EXERCISE GOAL
Across the listing below, how many lines include the string "value"? Reply with the number alone.

BEGIN ENTRIES SUPPLIED

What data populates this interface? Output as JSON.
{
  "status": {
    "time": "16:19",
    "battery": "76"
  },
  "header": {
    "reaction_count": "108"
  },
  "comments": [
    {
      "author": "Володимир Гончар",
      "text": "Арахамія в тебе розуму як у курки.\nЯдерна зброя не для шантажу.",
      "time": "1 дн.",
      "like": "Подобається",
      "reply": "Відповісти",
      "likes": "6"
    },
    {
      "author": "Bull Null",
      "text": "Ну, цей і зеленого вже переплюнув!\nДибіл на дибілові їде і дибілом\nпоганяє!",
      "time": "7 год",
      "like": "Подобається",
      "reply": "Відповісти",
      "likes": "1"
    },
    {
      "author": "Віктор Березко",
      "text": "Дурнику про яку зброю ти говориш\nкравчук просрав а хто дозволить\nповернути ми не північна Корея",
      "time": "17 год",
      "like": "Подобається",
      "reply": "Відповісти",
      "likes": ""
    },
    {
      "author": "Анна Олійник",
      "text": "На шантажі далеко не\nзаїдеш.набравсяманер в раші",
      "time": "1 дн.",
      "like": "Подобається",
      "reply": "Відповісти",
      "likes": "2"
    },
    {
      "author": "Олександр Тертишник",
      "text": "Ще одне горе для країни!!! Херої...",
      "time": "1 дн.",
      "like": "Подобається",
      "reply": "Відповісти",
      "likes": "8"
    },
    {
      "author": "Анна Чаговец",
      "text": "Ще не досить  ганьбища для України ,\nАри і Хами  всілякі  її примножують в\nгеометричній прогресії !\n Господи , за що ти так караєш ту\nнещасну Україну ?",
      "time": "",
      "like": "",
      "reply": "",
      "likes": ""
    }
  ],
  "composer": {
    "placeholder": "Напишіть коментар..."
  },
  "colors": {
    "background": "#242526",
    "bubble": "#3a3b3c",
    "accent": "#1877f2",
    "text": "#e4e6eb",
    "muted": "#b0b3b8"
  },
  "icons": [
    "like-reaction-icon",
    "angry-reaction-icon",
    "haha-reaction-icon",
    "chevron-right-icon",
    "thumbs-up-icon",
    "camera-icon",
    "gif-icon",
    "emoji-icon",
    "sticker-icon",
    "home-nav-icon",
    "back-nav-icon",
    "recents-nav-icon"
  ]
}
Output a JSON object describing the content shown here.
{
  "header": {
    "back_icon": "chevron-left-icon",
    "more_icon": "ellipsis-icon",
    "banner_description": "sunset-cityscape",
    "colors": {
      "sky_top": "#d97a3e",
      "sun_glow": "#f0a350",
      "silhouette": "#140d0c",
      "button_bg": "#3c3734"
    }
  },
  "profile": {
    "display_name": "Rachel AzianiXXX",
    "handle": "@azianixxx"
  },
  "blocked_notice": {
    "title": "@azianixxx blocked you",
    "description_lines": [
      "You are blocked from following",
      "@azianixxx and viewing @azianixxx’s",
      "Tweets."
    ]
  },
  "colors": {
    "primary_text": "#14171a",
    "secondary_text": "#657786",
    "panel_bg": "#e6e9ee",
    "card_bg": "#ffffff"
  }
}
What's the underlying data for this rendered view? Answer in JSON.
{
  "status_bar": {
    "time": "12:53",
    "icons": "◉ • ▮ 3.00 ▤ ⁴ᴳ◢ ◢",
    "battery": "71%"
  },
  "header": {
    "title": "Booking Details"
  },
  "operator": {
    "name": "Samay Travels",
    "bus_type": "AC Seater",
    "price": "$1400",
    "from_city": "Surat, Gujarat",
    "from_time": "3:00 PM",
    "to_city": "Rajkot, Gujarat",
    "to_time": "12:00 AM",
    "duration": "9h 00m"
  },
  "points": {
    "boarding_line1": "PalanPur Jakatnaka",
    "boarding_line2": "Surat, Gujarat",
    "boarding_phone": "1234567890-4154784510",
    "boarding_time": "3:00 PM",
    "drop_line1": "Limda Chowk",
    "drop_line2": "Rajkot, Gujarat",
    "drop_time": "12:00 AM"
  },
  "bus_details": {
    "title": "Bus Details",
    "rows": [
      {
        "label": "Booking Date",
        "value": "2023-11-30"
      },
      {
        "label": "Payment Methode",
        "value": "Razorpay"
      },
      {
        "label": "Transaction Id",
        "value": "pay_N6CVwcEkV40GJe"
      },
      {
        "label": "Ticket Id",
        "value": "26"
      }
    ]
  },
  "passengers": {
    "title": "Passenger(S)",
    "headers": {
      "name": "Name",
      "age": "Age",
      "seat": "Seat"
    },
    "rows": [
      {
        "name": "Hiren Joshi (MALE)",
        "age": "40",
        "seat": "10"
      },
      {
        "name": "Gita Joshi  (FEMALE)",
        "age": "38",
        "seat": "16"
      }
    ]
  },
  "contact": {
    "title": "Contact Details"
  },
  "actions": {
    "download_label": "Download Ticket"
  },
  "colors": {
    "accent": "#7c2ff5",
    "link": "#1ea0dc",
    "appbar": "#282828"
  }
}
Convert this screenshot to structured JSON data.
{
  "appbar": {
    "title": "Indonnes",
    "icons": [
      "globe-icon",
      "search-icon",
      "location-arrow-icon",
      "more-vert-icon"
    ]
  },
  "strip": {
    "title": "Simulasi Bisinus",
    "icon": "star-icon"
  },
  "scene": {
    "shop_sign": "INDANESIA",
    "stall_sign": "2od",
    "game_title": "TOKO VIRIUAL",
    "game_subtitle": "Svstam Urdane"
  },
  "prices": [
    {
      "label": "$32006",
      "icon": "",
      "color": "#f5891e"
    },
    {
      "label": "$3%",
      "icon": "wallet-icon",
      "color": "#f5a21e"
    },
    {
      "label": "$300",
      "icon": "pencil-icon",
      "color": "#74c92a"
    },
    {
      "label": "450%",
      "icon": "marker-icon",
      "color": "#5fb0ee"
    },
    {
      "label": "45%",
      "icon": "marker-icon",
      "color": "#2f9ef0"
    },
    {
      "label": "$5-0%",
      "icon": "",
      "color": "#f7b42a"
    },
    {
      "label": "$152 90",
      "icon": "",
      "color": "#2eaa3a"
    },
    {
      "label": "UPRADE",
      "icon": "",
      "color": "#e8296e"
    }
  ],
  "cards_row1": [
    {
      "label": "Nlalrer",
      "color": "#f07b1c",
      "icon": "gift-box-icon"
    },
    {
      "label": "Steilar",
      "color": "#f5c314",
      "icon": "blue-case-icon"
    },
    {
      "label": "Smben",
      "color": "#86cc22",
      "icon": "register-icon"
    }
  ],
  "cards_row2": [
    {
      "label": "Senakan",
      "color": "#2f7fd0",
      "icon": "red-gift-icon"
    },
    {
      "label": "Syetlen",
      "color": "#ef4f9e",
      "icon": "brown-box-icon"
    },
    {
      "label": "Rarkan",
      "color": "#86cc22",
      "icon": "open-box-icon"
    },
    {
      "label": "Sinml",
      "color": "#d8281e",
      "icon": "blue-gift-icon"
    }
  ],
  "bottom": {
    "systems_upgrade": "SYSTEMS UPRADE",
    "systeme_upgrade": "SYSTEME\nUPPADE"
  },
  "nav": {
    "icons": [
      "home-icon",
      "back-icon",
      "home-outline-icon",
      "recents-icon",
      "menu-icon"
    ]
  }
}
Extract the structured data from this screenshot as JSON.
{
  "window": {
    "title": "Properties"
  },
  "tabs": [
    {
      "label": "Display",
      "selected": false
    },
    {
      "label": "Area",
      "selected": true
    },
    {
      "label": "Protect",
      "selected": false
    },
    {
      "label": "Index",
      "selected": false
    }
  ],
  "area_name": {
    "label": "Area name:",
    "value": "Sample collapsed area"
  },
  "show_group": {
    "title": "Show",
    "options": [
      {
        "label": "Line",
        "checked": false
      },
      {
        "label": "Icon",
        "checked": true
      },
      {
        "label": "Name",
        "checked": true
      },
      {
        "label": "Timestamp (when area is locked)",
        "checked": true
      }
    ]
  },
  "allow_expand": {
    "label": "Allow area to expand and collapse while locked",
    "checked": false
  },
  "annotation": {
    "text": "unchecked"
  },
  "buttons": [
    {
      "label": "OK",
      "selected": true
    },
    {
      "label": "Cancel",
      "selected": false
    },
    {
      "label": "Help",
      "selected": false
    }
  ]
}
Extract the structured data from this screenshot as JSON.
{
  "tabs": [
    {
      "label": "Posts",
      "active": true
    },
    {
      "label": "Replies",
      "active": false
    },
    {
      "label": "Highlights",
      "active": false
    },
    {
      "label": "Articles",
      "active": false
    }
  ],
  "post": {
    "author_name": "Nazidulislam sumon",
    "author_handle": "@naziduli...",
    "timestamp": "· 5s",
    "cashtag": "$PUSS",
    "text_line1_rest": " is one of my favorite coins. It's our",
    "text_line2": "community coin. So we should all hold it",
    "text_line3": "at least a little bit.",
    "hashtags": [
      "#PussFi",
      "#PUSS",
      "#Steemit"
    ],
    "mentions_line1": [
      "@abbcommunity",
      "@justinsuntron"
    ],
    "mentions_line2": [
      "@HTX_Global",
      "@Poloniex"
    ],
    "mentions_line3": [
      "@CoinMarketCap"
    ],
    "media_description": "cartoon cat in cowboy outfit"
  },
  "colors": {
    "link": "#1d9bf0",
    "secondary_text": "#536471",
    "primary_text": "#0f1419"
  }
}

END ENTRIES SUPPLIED

WRITTEN SOLUTION
5